STORED DATA: Begin

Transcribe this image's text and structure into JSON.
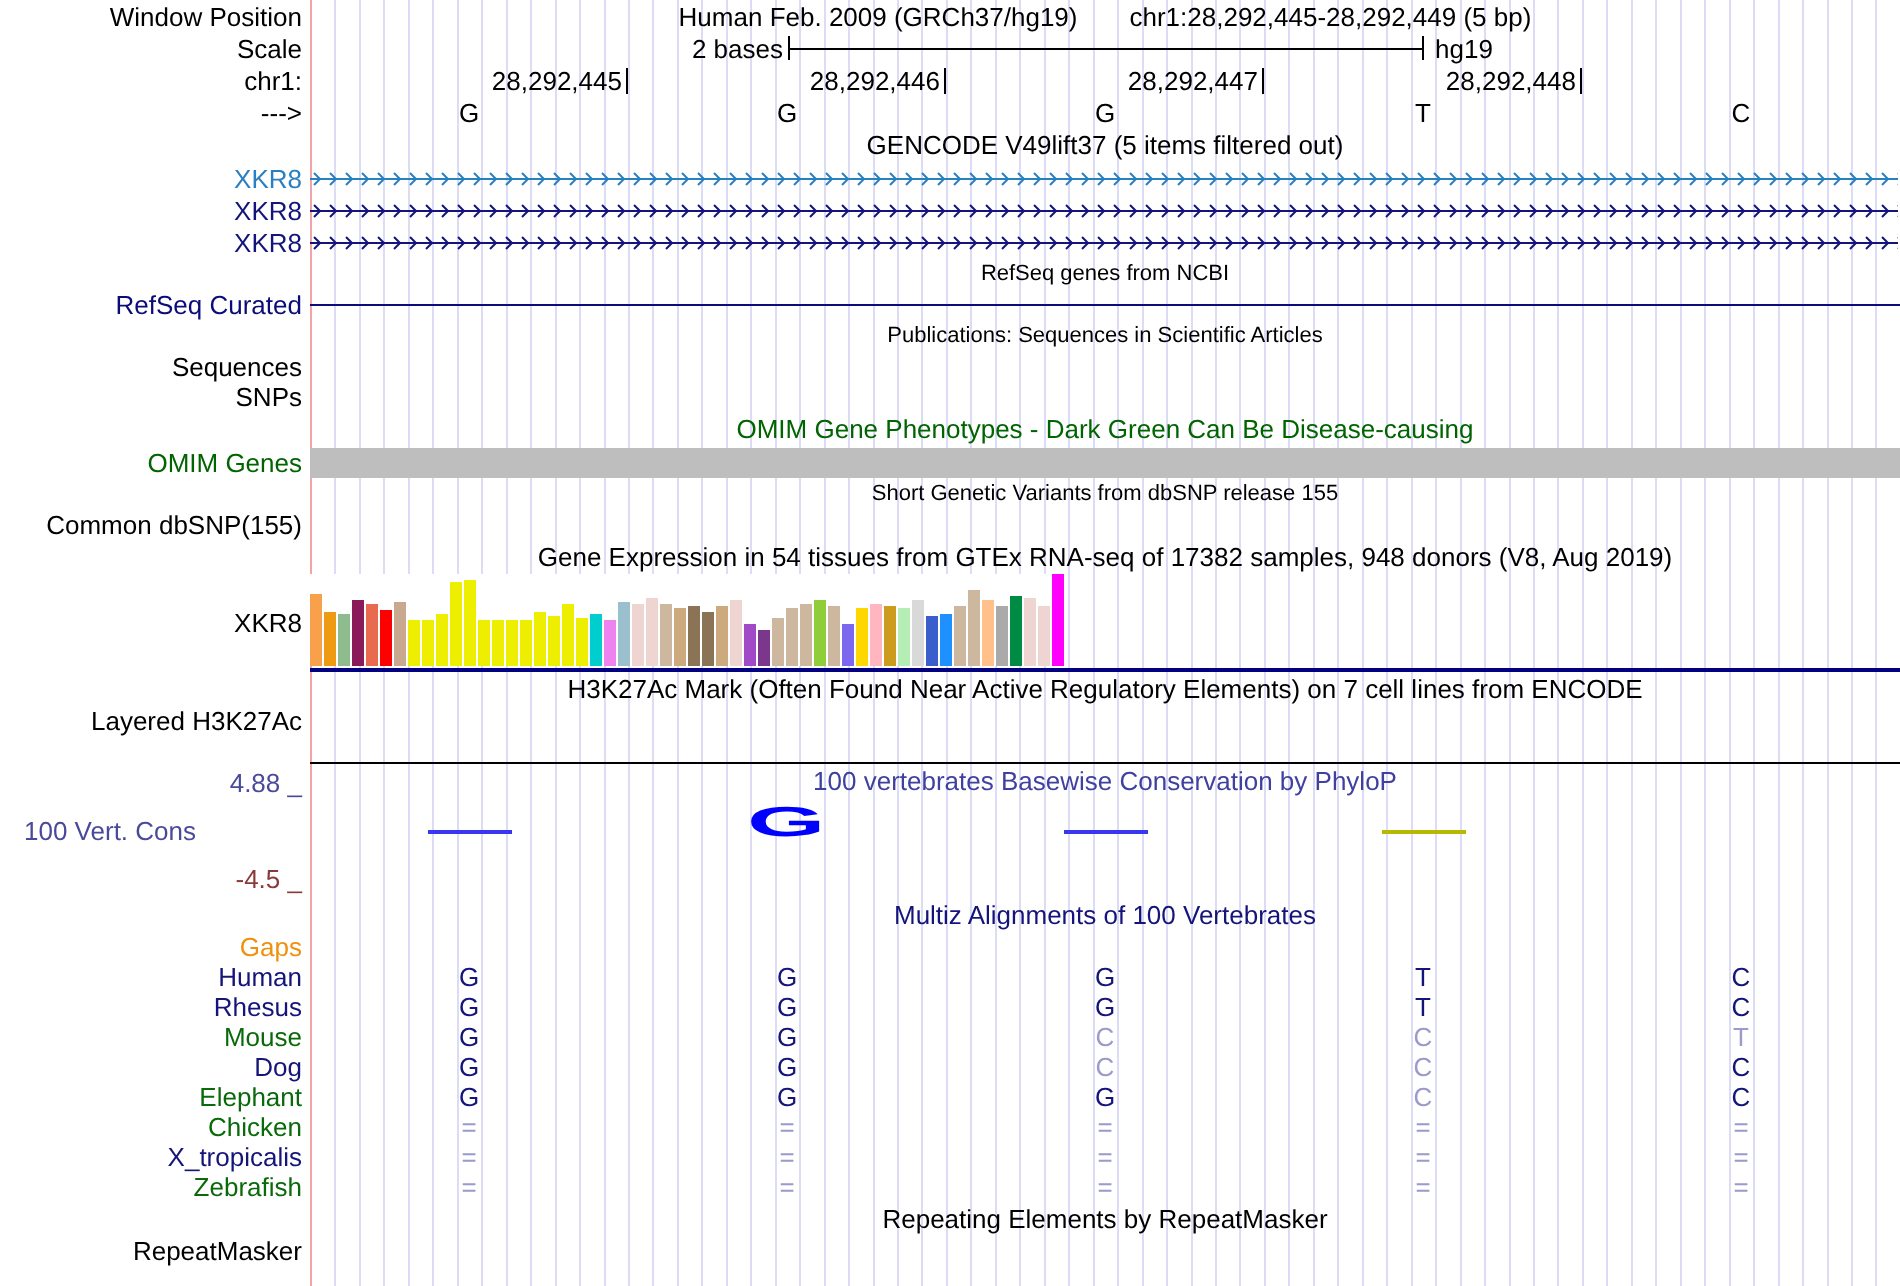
{
  "header": {
    "window_position_label": "Window Position",
    "assembly": "Human Feb. 2009 (GRCh37/hg19)",
    "position": "chr1:28,292,445-28,292,449 (5 bp)",
    "scale_label": "Scale",
    "scale_text": "2 bases",
    "scale_db": "hg19",
    "chrom_label": "chr1:",
    "positions": [
      "28,292,445",
      "28,292,446",
      "28,292,447",
      "28,292,448"
    ],
    "strand_label": "--->",
    "bases": [
      "G",
      "G",
      "G",
      "T",
      "C"
    ]
  },
  "tracks": [
    {
      "kind": "title",
      "text": "GENCODE V49lift37 (5 items filtered out)"
    },
    {
      "kind": "gene",
      "label": "XKR8",
      "color": "#2a7fc0"
    },
    {
      "kind": "gene",
      "label": "XKR8",
      "color": "#14147a"
    },
    {
      "kind": "gene",
      "label": "XKR8",
      "color": "#14147a"
    },
    {
      "kind": "note",
      "text": "RefSeq genes from NCBI"
    },
    {
      "kind": "line",
      "label": "RefSeq Curated",
      "color": "#0c0c78"
    },
    {
      "kind": "note",
      "text": "Publications: Sequences in Scientific Articles"
    },
    {
      "kind": "label",
      "label": "Sequences"
    },
    {
      "kind": "label",
      "label": "SNPs"
    },
    {
      "kind": "title",
      "text": "OMIM Gene Phenotypes - Dark Green Can Be Disease-causing",
      "color": "#006400"
    },
    {
      "kind": "bar",
      "label": "OMIM Genes",
      "color": "#006400"
    },
    {
      "kind": "note",
      "text": "Short Genetic Variants from dbSNP release 155"
    },
    {
      "kind": "label",
      "label": "Common dbSNP(155)"
    },
    {
      "kind": "title",
      "text": "Gene Expression in 54 tissues from GTEx RNA-seq of 17382 samples, 948 donors (V8, Aug 2019)"
    },
    {
      "kind": "expression",
      "label": "XKR8",
      "tissues": [
        {
          "color": "#f8a04b"
        },
        {
          "color": "#ee9a13"
        },
        {
          "color": "#8fbc8f"
        },
        {
          "color": "#8b1a5a"
        },
        {
          "color": "#e86a4f"
        },
        {
          "color": "#ff0000"
        },
        {
          "color": "#c8a990"
        },
        {
          "color": "#eeee00"
        },
        {
          "color": "#eeee00"
        },
        {
          "color": "#eeee00"
        },
        {
          "color": "#eeee00"
        },
        {
          "color": "#eeee00"
        },
        {
          "color": "#eeee00"
        },
        {
          "color": "#eeee00"
        },
        {
          "color": "#eeee00"
        },
        {
          "color": "#eeee00"
        },
        {
          "color": "#eeee00"
        },
        {
          "color": "#eeee00"
        },
        {
          "color": "#eeee00"
        },
        {
          "color": "#eeee00"
        },
        {
          "color": "#00cdcd"
        },
        {
          "color": "#ee82ee"
        },
        {
          "color": "#9ac0cd"
        },
        {
          "color": "#eed5d2"
        },
        {
          "color": "#eed5d2"
        },
        {
          "color": "#cdb79e"
        },
        {
          "color": "#cdaa7d"
        },
        {
          "color": "#8b7355"
        },
        {
          "color": "#8b7355"
        },
        {
          "color": "#cdaa7d"
        },
        {
          "color": "#eed5d2"
        },
        {
          "color": "#a04ac8"
        },
        {
          "color": "#7a378b"
        },
        {
          "color": "#cdb79e"
        },
        {
          "color": "#cdb79e"
        },
        {
          "color": "#cdb79e"
        },
        {
          "color": "#8fce3a"
        },
        {
          "color": "#cdb79e"
        },
        {
          "color": "#7b68ee"
        },
        {
          "color": "#ffd700"
        },
        {
          "color": "#ffb6c1"
        },
        {
          "color": "#cd9b1d"
        },
        {
          "color": "#b4eeb4"
        },
        {
          "color": "#d9d9d9"
        },
        {
          "color": "#3a5fcd"
        },
        {
          "color": "#1e90ff"
        },
        {
          "color": "#cdb79e"
        },
        {
          "color": "#cdb79e"
        },
        {
          "color": "#ffc08a"
        },
        {
          "color": "#aaaaaa"
        },
        {
          "color": "#008b45"
        },
        {
          "color": "#eed5d2"
        },
        {
          "color": "#eed5d2"
        },
        {
          "color": "#ff00ff"
        }
      ]
    },
    {
      "kind": "title",
      "text": "H3K27Ac Mark (Often Found Near Active Regulatory Elements) on 7 cell lines from ENCODE"
    },
    {
      "kind": "layered",
      "label": "Layered H3K27Ac"
    },
    {
      "kind": "conservation",
      "label": "100 Vert. Cons",
      "max": "4.88 _",
      "min": "-4.5 _",
      "title": "100 vertebrates Basewise Conservation by PhyloP",
      "columns": [
        {
          "kind": "dash",
          "color": "#3838f0"
        },
        {
          "kind": "letter",
          "letter": "G",
          "color": "#0000ff"
        },
        {
          "kind": "dash",
          "color": "#3838f0"
        },
        {
          "kind": "dash",
          "color": "#b8b800"
        },
        {
          "kind": "empty"
        }
      ]
    },
    {
      "kind": "title",
      "text": "Multiz Alignments of 100 Vertebrates",
      "color": "#14147a"
    },
    {
      "kind": "label",
      "label": "Gaps",
      "color": "#f0900c"
    },
    {
      "kind": "alignment",
      "label": "Human",
      "color": "#14147a",
      "bases": [
        {
          "base": "G",
          "match": true
        },
        {
          "base": "G",
          "match": true
        },
        {
          "base": "G",
          "match": true
        },
        {
          "base": "T",
          "match": true
        },
        {
          "base": "C",
          "match": true
        }
      ]
    },
    {
      "kind": "alignment",
      "label": "Rhesus",
      "color": "#14147a",
      "bases": [
        {
          "base": "G",
          "match": true
        },
        {
          "base": "G",
          "match": true
        },
        {
          "base": "G",
          "match": true
        },
        {
          "base": "T",
          "match": true
        },
        {
          "base": "C",
          "match": true
        }
      ]
    },
    {
      "kind": "alignment",
      "label": "Mouse",
      "color": "#0a6a0a",
      "bases": [
        {
          "base": "G",
          "match": true
        },
        {
          "base": "G",
          "match": true
        },
        {
          "base": "C",
          "match": false
        },
        {
          "base": "C",
          "match": false
        },
        {
          "base": "T",
          "match": false
        }
      ]
    },
    {
      "kind": "alignment",
      "label": "Dog",
      "color": "#14147a",
      "bases": [
        {
          "base": "G",
          "match": true
        },
        {
          "base": "G",
          "match": true
        },
        {
          "base": "C",
          "match": false
        },
        {
          "base": "C",
          "match": false
        },
        {
          "base": "C",
          "match": true
        }
      ]
    },
    {
      "kind": "alignment",
      "label": "Elephant",
      "color": "#0a6a0a",
      "bases": [
        {
          "base": "G",
          "match": true
        },
        {
          "base": "G",
          "match": true
        },
        {
          "base": "G",
          "match": true
        },
        {
          "base": "C",
          "match": false
        },
        {
          "base": "C",
          "match": true
        }
      ]
    },
    {
      "kind": "alignment",
      "label": "Chicken",
      "color": "#0a6a0a",
      "bases": [
        {
          "base": "=",
          "match": false
        },
        {
          "base": "=",
          "match": false
        },
        {
          "base": "=",
          "match": false
        },
        {
          "base": "=",
          "match": false
        },
        {
          "base": "=",
          "match": false
        }
      ]
    },
    {
      "kind": "alignment",
      "label": "X_tropicalis",
      "color": "#14147a",
      "bases": [
        {
          "base": "=",
          "match": false
        },
        {
          "base": "=",
          "match": false
        },
        {
          "base": "=",
          "match": false
        },
        {
          "base": "=",
          "match": false
        },
        {
          "base": "=",
          "match": false
        }
      ]
    },
    {
      "kind": "alignment",
      "label": "Zebrafish",
      "color": "#0a6a0a",
      "bases": [
        {
          "base": "=",
          "match": false
        },
        {
          "base": "=",
          "match": false
        },
        {
          "base": "=",
          "match": false
        },
        {
          "base": "=",
          "match": false
        },
        {
          "base": "=",
          "match": false
        }
      ]
    },
    {
      "kind": "title",
      "text": "Repeating Elements by RepeatMasker"
    },
    {
      "kind": "label",
      "label": "RepeatMasker"
    }
  ]
}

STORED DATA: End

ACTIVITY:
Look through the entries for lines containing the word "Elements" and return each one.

WRITTEN RESPONSE:
      "text": "H3K27Ac Mark (Often Found Near Active Regulatory Elements) on 7 cell lines from ENCODE"
      "text": "Repeating Elements by RepeatMasker"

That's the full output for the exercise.